The paper states that in cold weather, the body’s thirst sensation is reduced by around 40 per cent and the brain does not signal the kidneys to retain water.
“It’s a trade-off – maintaining the body’s core temperature becomes more important than fluid balance,” the author’s lead, Robert Kenefick said in a media release. The research paper states that the study found similar reactions in rats and dogs.
These significant levels of dehydration are particularly concerning for those working in dangerous conditions such as working at heights or using heavy machinery and power tools because someone with 3 per cent dehydration has a delayed reaction time equivalent to a Blood Alcohol Content (BAC) of 0.08.
Cold air sucks moisture from the body:
Cold air holds less moisture than warm air, meaning that when it enters the lungs it absorbs more moisture before being exhaled and replaced with cold dry air where the process is repeated, increasing the risks of dehydration.
Furthermore, at higher altitudes we breathe more rapidly as the air holds less oxygen. For those hitting the ski slopes or working at high altitudes this and other cold weather influences combine with the physical exertion of skiing or snowboarding to exacerbate the dehydration process.
Lower temperatures suppress thirst:
Kenefick’s research paper found that cold temperatures reduce the body’s release of fluid-regulating hormones that stimulate thirst.
This occurs because during the cold, blood vessels constrict and blood moves to vital organs and the body’s core to retain heat, meaning the brain is less likely to detect the onset of dehydration and release the hormones that stimulate thirst.
The kidneys conserve less fluid:
During the onset of dehydration in warmer temperatures the brain signals the kidneys to conserve fluids, however the movement of blood to the body’s core also affects the sending of this signal, meaning cold exposure is a double-edged hydration killer.
Sweat is less noticeable:
While clothes may not become soaked with sweat in winter, the human body does not stop sweating while exercising just because it’s cold.

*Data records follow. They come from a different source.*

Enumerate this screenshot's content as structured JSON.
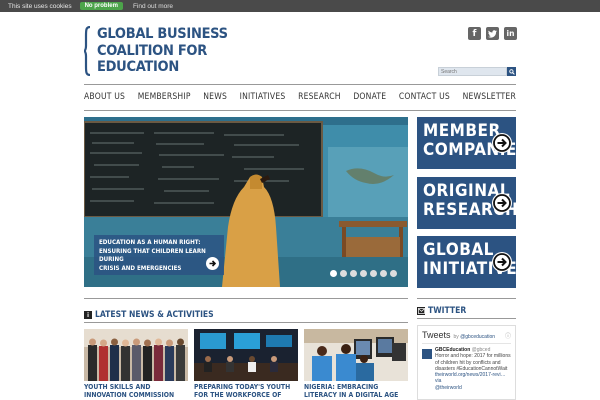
{
  "cookie": {
    "message": "This site uses cookies",
    "accept": "No problem",
    "more": "Find out more"
  },
  "logo": {
    "line1": "GLOBAL BUSINESS",
    "line2": "COALITION FOR",
    "line3": "EDUCATION"
  },
  "social": {
    "facebook": "f",
    "twitter": "t",
    "linkedin": "in"
  },
  "search": {
    "placeholder": "Search"
  },
  "nav": {
    "items": [
      "ABOUT US",
      "MEMBERSHIP",
      "NEWS",
      "INITIATIVES",
      "RESEARCH",
      "DONATE",
      "CONTACT US",
      "NEWSLETTER"
    ]
  },
  "hero": {
    "caption_line1": "EDUCATION AS A HUMAN RIGHT:",
    "caption_line2": "ENSURING THAT CHILDREN LEARN DURING",
    "caption_line3": "CRISIS AND EMERGENCIES",
    "slide_count": 7,
    "active_slide": 1
  },
  "side_buttons": [
    {
      "line1": "MEMBER",
      "line2": "COMPANIES"
    },
    {
      "line1": "ORIGINAL",
      "line2": "RESEARCH"
    },
    {
      "line1": "GLOBAL",
      "line2": "INITIATIVES"
    }
  ],
  "news": {
    "heading": "LATEST NEWS & ACTIVITIES",
    "items": [
      {
        "title": "YOUTH SKILLS AND INNOVATION COMMISSION DISCUSSES CHALLENGES"
      },
      {
        "title": "PREPARING TODAY'S YOUTH FOR THE WORKFORCE OF TOMORROW: THE"
      },
      {
        "title": "NIGERIA: EMBRACING LITERACY IN A DIGITAL AGE"
      }
    ]
  },
  "twitter": {
    "heading": "TWITTER",
    "widget_title": "Tweets",
    "widget_by": "by",
    "widget_handle": "@gbceducation",
    "tweet_name": "GBCEducation",
    "tweet_handle": "@gbced",
    "tweet_line1": "Horror and hope: 2017 for millions",
    "tweet_line2": "of children hit by conflicts and",
    "tweet_line3": "disasters #EducationCannotWait",
    "tweet_line4": "theirworld.org/news/2017-revi… via",
    "tweet_line5": "@theirworld"
  },
  "colors": {
    "brand_blue": "#2c5382",
    "cookie_bar": "#4a4a4a",
    "accept_green": "#4ca44a"
  }
}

In fact the additional layers of clothing being worn, combined with any high vis vests and personal protective equipment (PPE) such as goggles and ear muffs all serve to increase dehydration risks.
“Our bodies also are working harder under the weight of extra clothing, and sweat evaporates quickly in cold, dry air,” Kenefick said.
Furthermore, the concentration of sodium in the sweat is around 40 per cent greater in workers exercising in winter than in summer – meaning that sodium must be replaced, either with food or with fluids containing sodium and electrolytes.
Winter Dehydration Prevention:
Kenefick encourages people to drink plenty of fluids regardless of the ambient temperature and especially when exercising or working outdoors.
“A good way to monitor proper hydration is to examine urine output – the colour should be nearly clear,” Kenefick said.
Visit THORZT’s Information Centre to access a urine colour chart and detailed guides to workplace hydration management including
hydration testing and programmed drinking information.